No, we don't mean the Katy Perry song. The poem deals often with the juxtaposition between hot and cold, between the deep, dark winter as embodied by the Windigo, and the warmth of the food in the pot, the sun, and even the young child. And let's be sure to think about Erdrich's introduction. Does the young girl succeed in vanquishing the Windigo with hot lard? What imagery of melting and thawing can we find here?
Lines 7-8: The food in the pot cooking over the fire seems to suggest warmth, comfort, and lack of want—in other words, the polar opposite of the Windigo's ideal environment, whose very nature depends on the times of starvation in the cold winter months.
Line 9: The child can hear the Windigo calling, ominously, chillingly, from the literal dark depths of the woods, in this case "the cold trees."
Line 15: Is the Windigo's fur described as "melting" because of the young child's touch?
Lines 17-18: Even the leaves shiver as the Windigo passes, bringing cold, darkness and death wherever it goes.
Lines 20-24: The entire final stanzaplays on this contrast of hot and cold.

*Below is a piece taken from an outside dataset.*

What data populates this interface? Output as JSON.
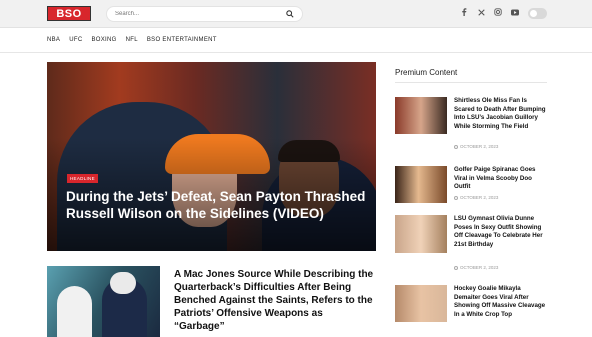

The warm hands of the child shoveling ice and snow, to morning breaking the cold earth, to the last metaphor of the river shaking in the sun. A river is just thawed ice, isn't it?